(Data extracts Opens)

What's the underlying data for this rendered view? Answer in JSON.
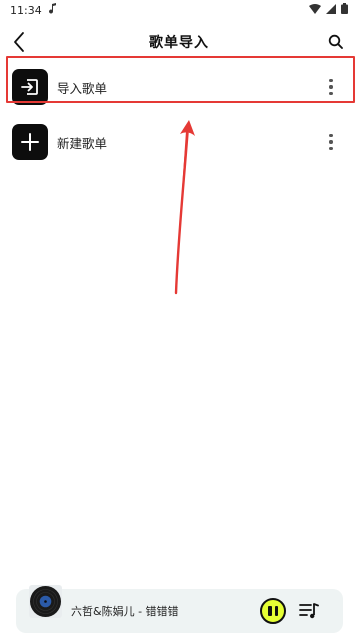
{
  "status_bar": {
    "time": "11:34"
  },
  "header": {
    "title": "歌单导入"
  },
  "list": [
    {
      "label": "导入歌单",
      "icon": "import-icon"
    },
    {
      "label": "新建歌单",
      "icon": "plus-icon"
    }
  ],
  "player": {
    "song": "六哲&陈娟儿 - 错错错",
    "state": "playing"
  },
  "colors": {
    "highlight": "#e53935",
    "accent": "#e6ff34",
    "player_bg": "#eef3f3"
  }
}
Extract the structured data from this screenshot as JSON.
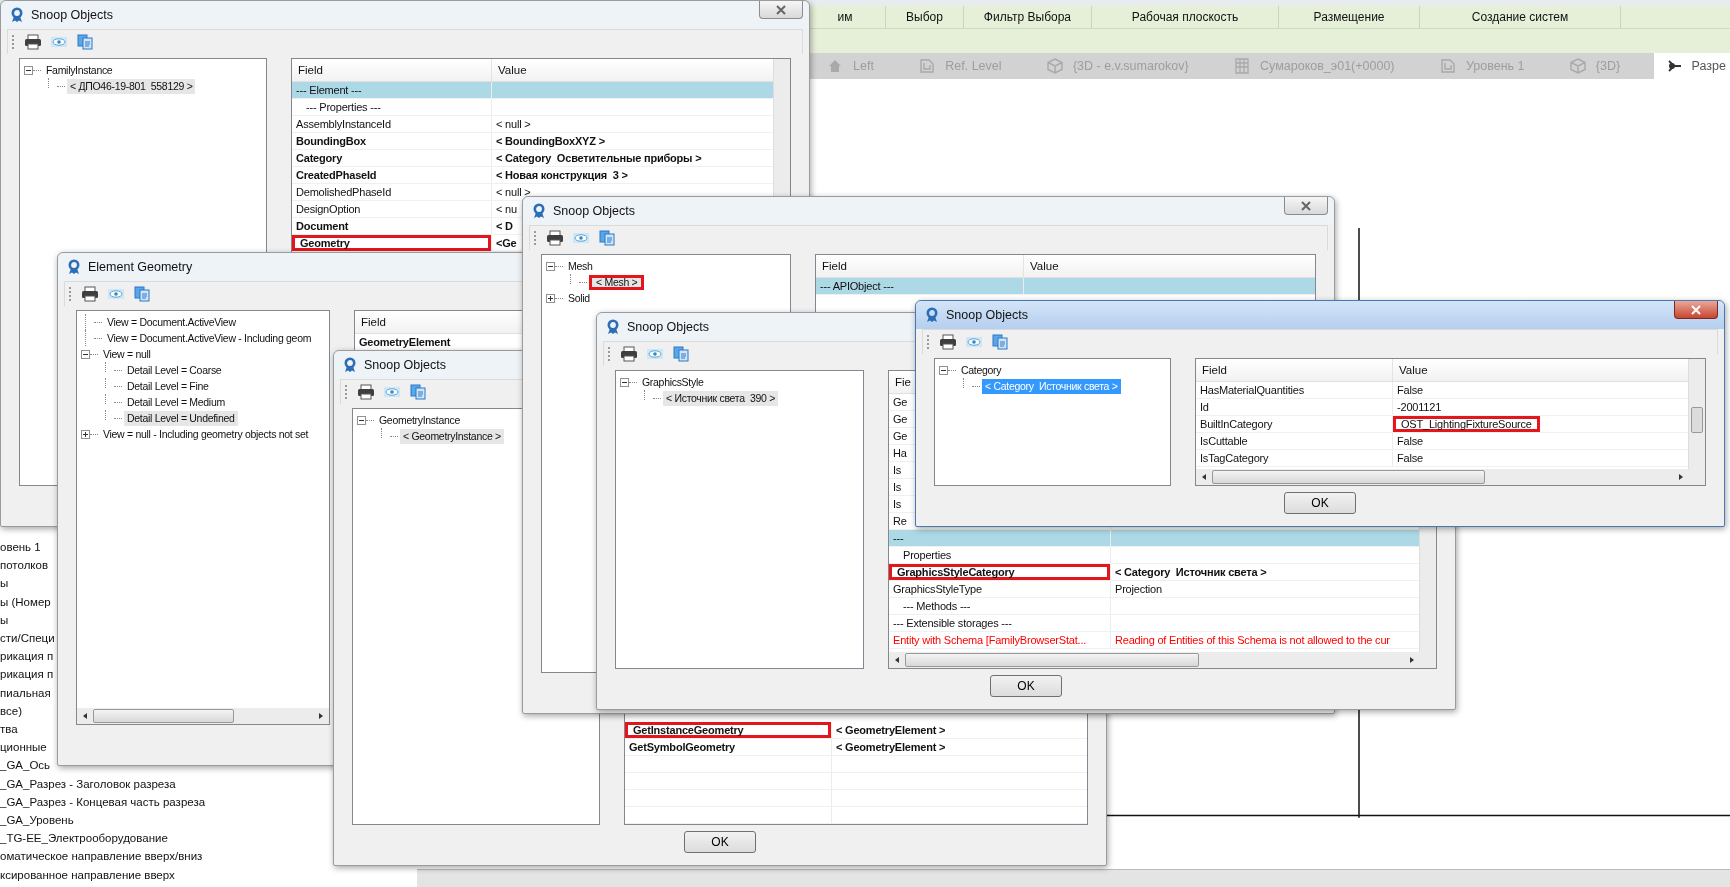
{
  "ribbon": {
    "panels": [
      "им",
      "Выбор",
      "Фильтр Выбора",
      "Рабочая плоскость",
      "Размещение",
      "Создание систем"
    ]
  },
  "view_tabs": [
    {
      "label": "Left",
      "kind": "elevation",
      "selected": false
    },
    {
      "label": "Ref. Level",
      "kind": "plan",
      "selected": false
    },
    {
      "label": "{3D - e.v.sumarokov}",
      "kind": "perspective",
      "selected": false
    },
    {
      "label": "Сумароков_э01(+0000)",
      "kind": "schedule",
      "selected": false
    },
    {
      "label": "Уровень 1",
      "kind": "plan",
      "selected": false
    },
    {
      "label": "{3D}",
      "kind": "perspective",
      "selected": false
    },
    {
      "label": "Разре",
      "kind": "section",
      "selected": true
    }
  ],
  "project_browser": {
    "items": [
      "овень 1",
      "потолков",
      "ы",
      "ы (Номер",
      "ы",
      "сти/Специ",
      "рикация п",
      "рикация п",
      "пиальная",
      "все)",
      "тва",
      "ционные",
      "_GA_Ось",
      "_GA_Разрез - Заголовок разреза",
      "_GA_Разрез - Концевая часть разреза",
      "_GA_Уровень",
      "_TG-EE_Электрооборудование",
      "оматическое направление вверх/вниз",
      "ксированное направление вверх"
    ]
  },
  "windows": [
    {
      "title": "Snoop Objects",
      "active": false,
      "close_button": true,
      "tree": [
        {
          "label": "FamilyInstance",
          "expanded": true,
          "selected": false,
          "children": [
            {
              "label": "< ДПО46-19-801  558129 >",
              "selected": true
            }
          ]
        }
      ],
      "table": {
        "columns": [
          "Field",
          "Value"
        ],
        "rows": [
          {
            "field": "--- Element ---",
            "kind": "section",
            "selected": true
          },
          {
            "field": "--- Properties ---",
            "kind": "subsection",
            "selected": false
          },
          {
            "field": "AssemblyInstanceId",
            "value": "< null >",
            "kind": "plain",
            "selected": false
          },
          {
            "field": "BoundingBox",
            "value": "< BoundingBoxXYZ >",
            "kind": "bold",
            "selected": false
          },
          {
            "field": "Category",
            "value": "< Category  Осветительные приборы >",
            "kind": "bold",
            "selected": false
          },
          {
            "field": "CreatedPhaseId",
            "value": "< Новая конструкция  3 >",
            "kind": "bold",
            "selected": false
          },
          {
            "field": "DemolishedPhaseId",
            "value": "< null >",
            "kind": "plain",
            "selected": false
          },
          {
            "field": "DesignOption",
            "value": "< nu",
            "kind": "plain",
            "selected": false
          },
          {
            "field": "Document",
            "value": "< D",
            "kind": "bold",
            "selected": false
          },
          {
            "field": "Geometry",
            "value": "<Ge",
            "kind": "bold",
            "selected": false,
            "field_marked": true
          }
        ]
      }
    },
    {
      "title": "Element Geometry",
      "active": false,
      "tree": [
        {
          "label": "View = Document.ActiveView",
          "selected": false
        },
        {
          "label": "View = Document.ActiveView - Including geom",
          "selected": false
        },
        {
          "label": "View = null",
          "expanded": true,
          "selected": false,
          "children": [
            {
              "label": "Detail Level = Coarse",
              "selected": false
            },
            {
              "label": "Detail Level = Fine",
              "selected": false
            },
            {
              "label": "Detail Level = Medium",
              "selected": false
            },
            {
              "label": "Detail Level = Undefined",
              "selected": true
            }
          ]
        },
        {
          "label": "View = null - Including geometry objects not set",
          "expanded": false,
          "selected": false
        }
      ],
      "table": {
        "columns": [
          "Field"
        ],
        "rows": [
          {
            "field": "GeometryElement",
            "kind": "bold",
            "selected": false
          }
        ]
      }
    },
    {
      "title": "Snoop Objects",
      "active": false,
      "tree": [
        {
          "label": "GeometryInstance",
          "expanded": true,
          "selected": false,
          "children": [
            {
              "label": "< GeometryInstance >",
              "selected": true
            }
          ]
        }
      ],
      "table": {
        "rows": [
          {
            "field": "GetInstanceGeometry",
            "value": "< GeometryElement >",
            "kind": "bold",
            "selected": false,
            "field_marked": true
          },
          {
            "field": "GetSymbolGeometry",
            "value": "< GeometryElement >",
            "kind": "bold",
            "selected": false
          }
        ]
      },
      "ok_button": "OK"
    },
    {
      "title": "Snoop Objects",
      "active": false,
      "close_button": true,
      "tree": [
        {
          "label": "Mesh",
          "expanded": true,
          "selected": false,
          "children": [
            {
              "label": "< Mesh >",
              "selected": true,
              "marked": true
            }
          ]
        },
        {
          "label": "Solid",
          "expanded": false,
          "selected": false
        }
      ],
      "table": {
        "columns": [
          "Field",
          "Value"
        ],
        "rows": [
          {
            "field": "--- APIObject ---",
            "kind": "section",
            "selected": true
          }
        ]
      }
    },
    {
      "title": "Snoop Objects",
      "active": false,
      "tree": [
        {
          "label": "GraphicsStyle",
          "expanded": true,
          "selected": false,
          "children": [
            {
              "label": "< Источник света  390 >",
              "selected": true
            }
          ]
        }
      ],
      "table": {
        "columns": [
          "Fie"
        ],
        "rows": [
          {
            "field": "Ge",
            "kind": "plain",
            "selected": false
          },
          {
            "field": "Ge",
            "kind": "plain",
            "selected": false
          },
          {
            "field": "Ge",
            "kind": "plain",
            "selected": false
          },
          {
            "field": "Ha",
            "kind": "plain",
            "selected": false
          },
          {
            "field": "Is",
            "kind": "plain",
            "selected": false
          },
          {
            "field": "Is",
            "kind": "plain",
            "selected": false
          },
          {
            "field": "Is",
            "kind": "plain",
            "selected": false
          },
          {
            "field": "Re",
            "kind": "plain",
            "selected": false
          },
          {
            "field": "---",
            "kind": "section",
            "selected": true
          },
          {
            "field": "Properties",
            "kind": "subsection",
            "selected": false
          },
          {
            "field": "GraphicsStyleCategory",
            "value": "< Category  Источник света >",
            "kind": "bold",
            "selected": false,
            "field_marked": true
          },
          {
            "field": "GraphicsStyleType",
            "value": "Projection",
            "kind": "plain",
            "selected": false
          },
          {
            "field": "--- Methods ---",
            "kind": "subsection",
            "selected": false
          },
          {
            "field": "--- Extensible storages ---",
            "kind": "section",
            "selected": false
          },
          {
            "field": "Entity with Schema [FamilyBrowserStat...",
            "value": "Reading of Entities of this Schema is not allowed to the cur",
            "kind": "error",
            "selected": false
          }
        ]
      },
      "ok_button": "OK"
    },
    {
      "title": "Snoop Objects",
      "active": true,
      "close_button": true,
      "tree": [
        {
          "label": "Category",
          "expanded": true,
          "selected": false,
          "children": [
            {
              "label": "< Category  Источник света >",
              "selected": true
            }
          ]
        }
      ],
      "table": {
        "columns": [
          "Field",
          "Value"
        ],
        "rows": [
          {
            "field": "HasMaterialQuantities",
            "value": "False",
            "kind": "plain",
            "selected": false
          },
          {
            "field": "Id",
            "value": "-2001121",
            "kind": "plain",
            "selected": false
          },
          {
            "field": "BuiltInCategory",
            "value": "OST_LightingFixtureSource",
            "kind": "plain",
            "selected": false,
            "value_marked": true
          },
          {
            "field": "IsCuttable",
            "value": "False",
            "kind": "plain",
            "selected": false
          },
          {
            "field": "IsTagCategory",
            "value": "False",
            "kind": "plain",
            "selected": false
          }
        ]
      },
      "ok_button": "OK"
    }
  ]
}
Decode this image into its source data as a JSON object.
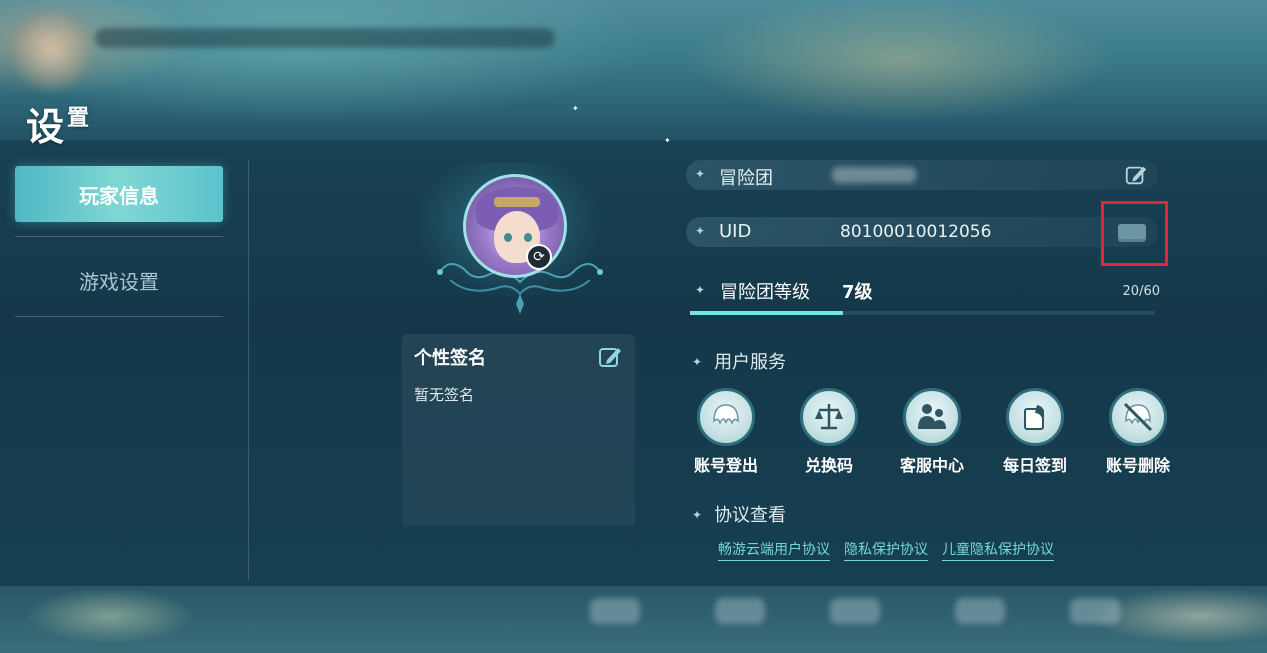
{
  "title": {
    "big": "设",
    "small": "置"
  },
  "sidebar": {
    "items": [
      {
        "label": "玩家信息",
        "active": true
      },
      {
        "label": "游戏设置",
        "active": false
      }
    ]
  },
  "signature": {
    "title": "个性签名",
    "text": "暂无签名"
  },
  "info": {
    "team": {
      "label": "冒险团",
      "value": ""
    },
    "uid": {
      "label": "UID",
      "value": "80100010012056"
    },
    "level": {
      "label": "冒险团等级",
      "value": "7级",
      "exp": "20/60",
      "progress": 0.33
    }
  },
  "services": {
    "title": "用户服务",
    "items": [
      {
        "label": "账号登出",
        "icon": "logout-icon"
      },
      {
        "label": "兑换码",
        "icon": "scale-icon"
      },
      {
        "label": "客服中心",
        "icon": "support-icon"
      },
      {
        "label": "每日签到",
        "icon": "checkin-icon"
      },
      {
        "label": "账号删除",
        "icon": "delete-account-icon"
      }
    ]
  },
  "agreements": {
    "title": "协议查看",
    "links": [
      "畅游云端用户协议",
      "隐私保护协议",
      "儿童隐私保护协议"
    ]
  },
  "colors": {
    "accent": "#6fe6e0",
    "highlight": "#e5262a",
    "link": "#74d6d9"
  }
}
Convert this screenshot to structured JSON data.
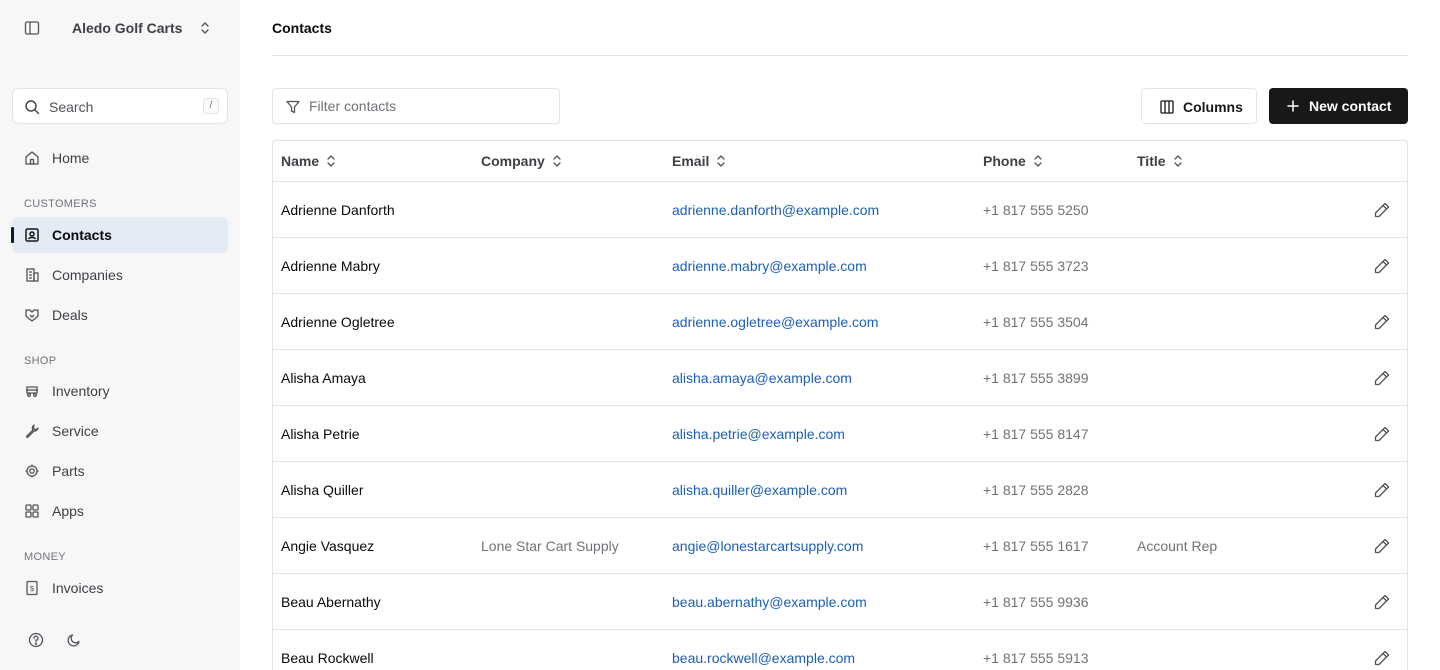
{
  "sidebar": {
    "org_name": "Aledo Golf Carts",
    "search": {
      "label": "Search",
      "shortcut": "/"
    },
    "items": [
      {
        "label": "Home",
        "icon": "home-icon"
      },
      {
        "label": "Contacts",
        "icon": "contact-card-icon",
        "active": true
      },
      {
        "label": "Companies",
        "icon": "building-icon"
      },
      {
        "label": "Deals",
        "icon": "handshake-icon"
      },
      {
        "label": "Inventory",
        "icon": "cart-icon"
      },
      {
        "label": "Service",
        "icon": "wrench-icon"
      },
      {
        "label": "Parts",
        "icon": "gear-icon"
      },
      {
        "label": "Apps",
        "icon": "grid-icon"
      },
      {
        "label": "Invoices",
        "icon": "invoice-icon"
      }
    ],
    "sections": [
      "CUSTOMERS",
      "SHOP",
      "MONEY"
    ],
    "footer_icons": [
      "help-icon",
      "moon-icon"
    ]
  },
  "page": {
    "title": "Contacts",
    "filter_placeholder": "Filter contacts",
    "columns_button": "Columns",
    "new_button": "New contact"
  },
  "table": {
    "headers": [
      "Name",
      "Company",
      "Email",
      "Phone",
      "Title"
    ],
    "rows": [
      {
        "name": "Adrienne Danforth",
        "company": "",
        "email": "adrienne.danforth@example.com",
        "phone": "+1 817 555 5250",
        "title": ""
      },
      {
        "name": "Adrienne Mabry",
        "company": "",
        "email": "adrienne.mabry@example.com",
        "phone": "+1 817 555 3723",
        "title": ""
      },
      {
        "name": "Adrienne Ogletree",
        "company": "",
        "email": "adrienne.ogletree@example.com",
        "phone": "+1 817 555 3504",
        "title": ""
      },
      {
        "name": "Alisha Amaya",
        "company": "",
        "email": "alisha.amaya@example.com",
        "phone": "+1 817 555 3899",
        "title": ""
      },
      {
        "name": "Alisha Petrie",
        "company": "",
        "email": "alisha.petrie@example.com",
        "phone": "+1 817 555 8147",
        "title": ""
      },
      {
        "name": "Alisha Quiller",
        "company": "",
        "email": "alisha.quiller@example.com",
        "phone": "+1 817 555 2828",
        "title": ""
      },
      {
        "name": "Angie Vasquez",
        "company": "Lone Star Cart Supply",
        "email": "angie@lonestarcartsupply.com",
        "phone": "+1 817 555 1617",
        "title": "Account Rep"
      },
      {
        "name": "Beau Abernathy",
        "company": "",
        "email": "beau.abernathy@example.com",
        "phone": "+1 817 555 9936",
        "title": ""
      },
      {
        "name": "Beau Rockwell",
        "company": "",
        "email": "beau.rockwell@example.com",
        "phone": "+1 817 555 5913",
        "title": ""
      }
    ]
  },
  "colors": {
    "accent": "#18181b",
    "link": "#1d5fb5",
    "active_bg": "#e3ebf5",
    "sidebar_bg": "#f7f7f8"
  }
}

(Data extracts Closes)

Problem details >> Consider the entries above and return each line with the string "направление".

Written solution >>
      "оматическое направление вверх/вниз",
      "ксированное направление вверх"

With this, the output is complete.